The reply should consist of the entire listing, word for word.

━━━━━━━━━━━━━━━━━━━━━━━━━━━━━━

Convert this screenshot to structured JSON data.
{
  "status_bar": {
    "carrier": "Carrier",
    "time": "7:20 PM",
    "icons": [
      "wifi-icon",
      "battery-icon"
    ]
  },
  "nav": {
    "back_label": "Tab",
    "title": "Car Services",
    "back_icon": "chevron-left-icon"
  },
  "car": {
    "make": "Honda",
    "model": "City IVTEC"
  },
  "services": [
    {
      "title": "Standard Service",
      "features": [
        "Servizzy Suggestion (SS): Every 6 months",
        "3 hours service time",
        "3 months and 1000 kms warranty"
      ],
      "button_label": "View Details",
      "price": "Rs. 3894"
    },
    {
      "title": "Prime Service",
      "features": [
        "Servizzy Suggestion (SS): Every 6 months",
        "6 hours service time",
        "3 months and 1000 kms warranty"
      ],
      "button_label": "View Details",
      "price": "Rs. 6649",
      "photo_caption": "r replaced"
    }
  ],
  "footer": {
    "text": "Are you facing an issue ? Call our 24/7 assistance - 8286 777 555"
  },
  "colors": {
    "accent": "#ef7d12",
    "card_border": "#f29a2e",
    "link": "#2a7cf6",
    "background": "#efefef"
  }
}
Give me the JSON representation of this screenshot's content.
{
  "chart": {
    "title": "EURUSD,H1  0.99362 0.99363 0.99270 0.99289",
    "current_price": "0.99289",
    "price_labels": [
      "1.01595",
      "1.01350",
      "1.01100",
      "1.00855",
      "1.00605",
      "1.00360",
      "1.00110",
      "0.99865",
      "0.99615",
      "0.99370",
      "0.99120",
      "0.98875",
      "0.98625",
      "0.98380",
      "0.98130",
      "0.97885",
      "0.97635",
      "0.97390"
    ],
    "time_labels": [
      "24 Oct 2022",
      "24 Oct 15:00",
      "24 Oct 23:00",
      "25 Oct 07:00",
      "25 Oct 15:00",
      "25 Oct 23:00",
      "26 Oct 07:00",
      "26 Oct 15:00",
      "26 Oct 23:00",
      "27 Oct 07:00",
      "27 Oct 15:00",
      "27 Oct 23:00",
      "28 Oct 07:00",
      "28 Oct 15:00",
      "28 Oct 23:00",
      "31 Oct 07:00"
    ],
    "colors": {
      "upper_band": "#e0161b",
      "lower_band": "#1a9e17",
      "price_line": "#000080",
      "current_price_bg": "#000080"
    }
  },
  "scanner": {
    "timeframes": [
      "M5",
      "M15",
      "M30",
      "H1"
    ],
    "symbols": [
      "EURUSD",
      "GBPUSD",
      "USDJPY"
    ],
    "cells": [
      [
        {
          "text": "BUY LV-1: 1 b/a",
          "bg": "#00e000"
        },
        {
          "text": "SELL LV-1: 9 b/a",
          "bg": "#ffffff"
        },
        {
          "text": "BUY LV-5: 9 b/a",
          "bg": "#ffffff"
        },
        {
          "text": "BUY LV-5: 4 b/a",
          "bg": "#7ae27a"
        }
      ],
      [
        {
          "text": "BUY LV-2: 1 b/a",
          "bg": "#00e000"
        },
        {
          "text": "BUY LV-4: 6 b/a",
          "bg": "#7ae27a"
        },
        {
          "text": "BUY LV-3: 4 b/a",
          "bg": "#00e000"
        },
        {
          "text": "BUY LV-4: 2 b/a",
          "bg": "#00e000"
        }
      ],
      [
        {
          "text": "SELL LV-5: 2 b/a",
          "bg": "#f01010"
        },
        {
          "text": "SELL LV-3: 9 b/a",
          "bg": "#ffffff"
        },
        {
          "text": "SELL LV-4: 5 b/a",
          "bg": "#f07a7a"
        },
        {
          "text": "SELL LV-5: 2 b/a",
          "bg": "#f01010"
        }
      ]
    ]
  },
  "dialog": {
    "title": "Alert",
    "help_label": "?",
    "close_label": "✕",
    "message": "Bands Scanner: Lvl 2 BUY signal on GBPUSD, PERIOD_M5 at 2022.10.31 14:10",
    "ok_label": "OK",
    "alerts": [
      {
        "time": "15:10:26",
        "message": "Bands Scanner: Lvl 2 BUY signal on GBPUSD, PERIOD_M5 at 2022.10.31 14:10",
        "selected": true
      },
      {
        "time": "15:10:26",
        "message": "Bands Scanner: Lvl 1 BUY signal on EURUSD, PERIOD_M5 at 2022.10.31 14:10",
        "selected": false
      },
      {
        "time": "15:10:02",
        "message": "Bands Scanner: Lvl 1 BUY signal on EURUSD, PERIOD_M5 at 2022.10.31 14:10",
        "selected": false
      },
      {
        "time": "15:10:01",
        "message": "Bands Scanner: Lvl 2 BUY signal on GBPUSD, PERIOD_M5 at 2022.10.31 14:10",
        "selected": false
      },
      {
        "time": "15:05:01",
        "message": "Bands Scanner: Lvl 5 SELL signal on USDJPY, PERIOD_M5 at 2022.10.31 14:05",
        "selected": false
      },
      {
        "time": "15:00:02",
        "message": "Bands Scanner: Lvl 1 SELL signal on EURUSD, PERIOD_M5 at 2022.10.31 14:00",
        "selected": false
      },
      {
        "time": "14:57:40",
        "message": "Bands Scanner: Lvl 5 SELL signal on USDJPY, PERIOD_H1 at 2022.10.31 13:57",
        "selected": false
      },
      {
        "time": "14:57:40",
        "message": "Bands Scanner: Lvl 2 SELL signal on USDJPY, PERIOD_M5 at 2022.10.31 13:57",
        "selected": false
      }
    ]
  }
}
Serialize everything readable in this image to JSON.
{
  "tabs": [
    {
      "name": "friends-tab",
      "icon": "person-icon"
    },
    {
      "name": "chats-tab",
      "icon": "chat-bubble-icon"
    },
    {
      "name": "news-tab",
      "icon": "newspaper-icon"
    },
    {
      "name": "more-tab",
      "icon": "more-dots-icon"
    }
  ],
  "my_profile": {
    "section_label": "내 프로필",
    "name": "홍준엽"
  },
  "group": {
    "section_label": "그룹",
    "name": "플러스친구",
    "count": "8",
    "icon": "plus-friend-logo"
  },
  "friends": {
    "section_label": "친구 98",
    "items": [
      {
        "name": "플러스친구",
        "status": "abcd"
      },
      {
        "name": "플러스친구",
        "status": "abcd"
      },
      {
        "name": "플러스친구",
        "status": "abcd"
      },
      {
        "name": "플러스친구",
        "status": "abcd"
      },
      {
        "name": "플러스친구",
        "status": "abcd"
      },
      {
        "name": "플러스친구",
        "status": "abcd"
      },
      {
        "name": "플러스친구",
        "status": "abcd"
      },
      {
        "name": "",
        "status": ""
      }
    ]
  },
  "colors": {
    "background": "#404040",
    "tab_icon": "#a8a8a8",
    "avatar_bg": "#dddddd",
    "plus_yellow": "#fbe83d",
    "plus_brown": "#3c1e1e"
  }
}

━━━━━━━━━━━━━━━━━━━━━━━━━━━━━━

- [RESULT OF THE TASK]:
Convert this screenshot to structured JSON data.
{
  "status_bar": {
    "carrier": "Carrier",
    "time": "7:20 PM",
    "icons": [
      "wifi-icon",
      "battery-icon"
    ]
  },
  "nav": {
    "back_label": "Tab",
    "title": "Car Services",
    "back_icon": "chevron-left-icon"
  },
  "car": {
    "make": "Honda",
    "model": "City IVTEC"
  },
  "services": [
    {
      "title": "Standard Service",
      "features": [
        "Servizzy Suggestion (SS): Every 6 months",
        "3 hours service time",
        "3 months and 1000 kms warranty"
      ],
      "button_label": "View Details",
      "price": "Rs. 3894"
    },
    {
      "title": "Prime Service",
      "features": [
        "Servizzy Suggestion (SS): Every 6 months",
        "6 hours service time",
        "3 months and 1000 kms warranty"
      ],
      "button_label": "View Details",
      "price": "Rs. 6649",
      "photo_caption": "r replaced"
    }
  ],
  "footer": {
    "text": "Are you facing an issue ? Call our 24/7 assistance - 8286 777 555"
  },
  "colors": {
    "accent": "#ef7d12",
    "card_border": "#f29a2e",
    "link": "#2a7cf6",
    "background": "#efefef"
  }
}
Give me the JSON representation of this screenshot's content.
{
  "chart": {
    "title": "EURUSD,H1  0.99362 0.99363 0.99270 0.99289",
    "current_price": "0.99289",
    "price_labels": [
      "1.01595",
      "1.01350",
      "1.01100",
      "1.00855",
      "1.00605",
      "1.00360",
      "1.00110",
      "0.99865",
      "0.99615",
      "0.99370",
      "0.99120",
      "0.98875",
      "0.98625",
      "0.98380",
      "0.98130",
      "0.97885",
      "0.97635",
      "0.97390"
    ],
    "time_labels": [
      "24 Oct 2022",
      "24 Oct 15:00",
      "24 Oct 23:00",
      "25 Oct 07:00",
      "25 Oct 15:00",
      "25 Oct 23:00",
      "26 Oct 07:00",
      "26 Oct 15:00",
      "26 Oct 23:00",
      "27 Oct 07:00",
      "27 Oct 15:00",
      "27 Oct 23:00",
      "28 Oct 07:00",
      "28 Oct 15:00",
      "28 Oct 23:00",
      "31 Oct 07:00"
    ],
    "colors": {
      "upper_band": "#e0161b",
      "lower_band": "#1a9e17",
      "price_line": "#000080",
      "current_price_bg": "#000080"
    }
  },
  "scanner": {
    "timeframes": [
      "M5",
      "M15",
      "M30",
      "H1"
    ],
    "symbols": [
      "EURUSD",
      "GBPUSD",
      "USDJPY"
    ],
    "cells": [
      [
        {
          "text": "BUY LV-1: 1 b/a",
          "bg": "#00e000"
        },
        {
          "text": "SELL LV-1: 9 b/a",
          "bg": "#ffffff"
        },
        {
          "text": "BUY LV-5: 9 b/a",
          "bg": "#ffffff"
        },
        {
          "text": "BUY LV-5: 4 b/a",
          "bg": "#7ae27a"
        }
      ],
      [
        {
          "text": "BUY LV-2: 1 b/a",
          "bg": "#00e000"
        },
        {
          "text": "BUY LV-4: 6 b/a",
          "bg": "#7ae27a"
        },
        {
          "text": "BUY LV-3: 4 b/a",
          "bg": "#00e000"
        },
        {
          "text": "BUY LV-4: 2 b/a",
          "bg": "#00e000"
        }
      ],
      [
        {
          "text": "SELL LV-5: 2 b/a",
          "bg": "#f01010"
        },
        {
          "text": "SELL LV-3: 9 b/a",
          "bg": "#ffffff"
        },
        {
          "text": "SELL LV-4: 5 b/a",
          "bg": "#f07a7a"
        },
        {
          "text": "SELL LV-5: 2 b/a",
          "bg": "#f01010"
        }
      ]
    ]
  },
  "dialog": {
    "title": "Alert",
    "help_label": "?",
    "close_label": "✕",
    "message": "Bands Scanner: Lvl 2 BUY signal on GBPUSD, PERIOD_M5 at 2022.10.31 14:10",
    "ok_label": "OK",
    "alerts": [
      {
        "time": "15:10:26",
        "message": "Bands Scanner: Lvl 2 BUY signal on GBPUSD, PERIOD_M5 at 2022.10.31 14:10",
        "selected": true
      },
      {
        "time": "15:10:26",
        "message": "Bands Scanner: Lvl 1 BUY signal on EURUSD, PERIOD_M5 at 2022.10.31 14:10",
        "selected": false
      },
      {
        "time": "15:10:02",
        "message": "Bands Scanner: Lvl 1 BUY signal on EURUSD, PERIOD_M5 at 2022.10.31 14:10",
        "selected": false
      },
      {
        "time": "15:10:01",
        "message": "Bands Scanner: Lvl 2 BUY signal on GBPUSD, PERIOD_M5 at 2022.10.31 14:10",
        "selected": false
      },
      {
        "time": "15:05:01",
        "message": "Bands Scanner: Lvl 5 SELL signal on USDJPY, PERIOD_M5 at 2022.10.31 14:05",
        "selected": false
      },
      {
        "time": "15:00:02",
        "message": "Bands Scanner: Lvl 1 SELL signal on EURUSD, PERIOD_M5 at 2022.10.31 14:00",
        "selected": false
      },
      {
        "time": "14:57:40",
        "message": "Bands Scanner: Lvl 5 SELL signal on USDJPY, PERIOD_H1 at 2022.10.31 13:57",
        "selected": false
      },
      {
        "time": "14:57:40",
        "message": "Bands Scanner: Lvl 2 SELL signal on USDJPY, PERIOD_M5 at 2022.10.31 13:57",
        "selected": false
      }
    ]
  }
}
Serialize everything readable in this image to JSON.
{
  "tabs": [
    {
      "name": "friends-tab",
      "icon": "person-icon"
    },
    {
      "name": "chats-tab",
      "icon": "chat-bubble-icon"
    },
    {
      "name": "news-tab",
      "icon": "newspaper-icon"
    },
    {
      "name": "more-tab",
      "icon": "more-dots-icon"
    }
  ],
  "my_profile": {
    "section_label": "내 프로필",
    "name": "홍준엽"
  },
  "group": {
    "section_label": "그룹",
    "name": "플러스친구",
    "count": "8",
    "icon": "plus-friend-logo"
  },
  "friends": {
    "section_label": "친구 98",
    "items": [
      {
        "name": "플러스친구",
        "status": "abcd"
      },
      {
        "name": "플러스친구",
        "status": "abcd"
      },
      {
        "name": "플러스친구",
        "status": "abcd"
      },
      {
        "name": "플러스친구",
        "status": "abcd"
      },
      {
        "name": "플러스친구",
        "status": "abcd"
      },
      {
        "name": "플러스친구",
        "status": "abcd"
      },
      {
        "name": "플러스친구",
        "status": "abcd"
      },
      {
        "name": "",
        "status": ""
      }
    ]
  },
  "colors": {
    "background": "#404040",
    "tab_icon": "#a8a8a8",
    "avatar_bg": "#dddddd",
    "plus_yellow": "#fbe83d",
    "plus_brown": "#3c1e1e"
  }
}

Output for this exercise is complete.